◆ WHAT YOU WILL DO
Every entry below should be reproduced exactly, with all pictures left out.

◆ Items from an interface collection
----

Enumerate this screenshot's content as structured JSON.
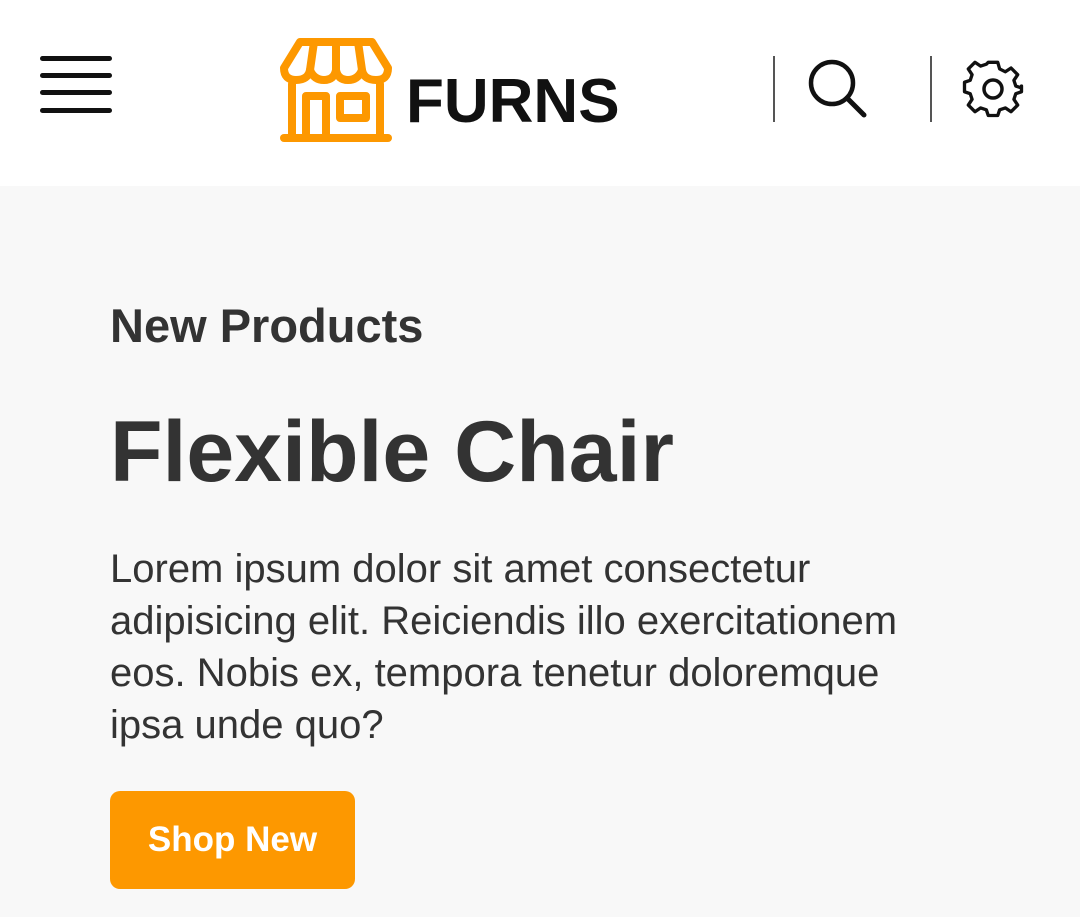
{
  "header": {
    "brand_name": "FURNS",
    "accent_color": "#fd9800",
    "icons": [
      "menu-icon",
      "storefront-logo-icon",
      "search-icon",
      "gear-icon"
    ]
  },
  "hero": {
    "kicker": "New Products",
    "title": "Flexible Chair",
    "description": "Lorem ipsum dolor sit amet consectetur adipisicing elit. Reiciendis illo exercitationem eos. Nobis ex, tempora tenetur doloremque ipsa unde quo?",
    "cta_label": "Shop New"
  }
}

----

◆ RESPONSE BELOW
Enumerate this screenshot's content as structured JSON.
{
  "header": {
    "brand_name": "FURNS",
    "accent_color": "#fd9800",
    "icons": [
      "menu-icon",
      "storefront-logo-icon",
      "search-icon",
      "gear-icon"
    ]
  },
  "hero": {
    "kicker": "New Products",
    "title": "Flexible Chair",
    "description": "Lorem ipsum dolor sit amet consectetur adipisicing elit. Reiciendis illo exercitationem eos. Nobis ex, tempora tenetur doloremque ipsa unde quo?",
    "cta_label": "Shop New"
  }
}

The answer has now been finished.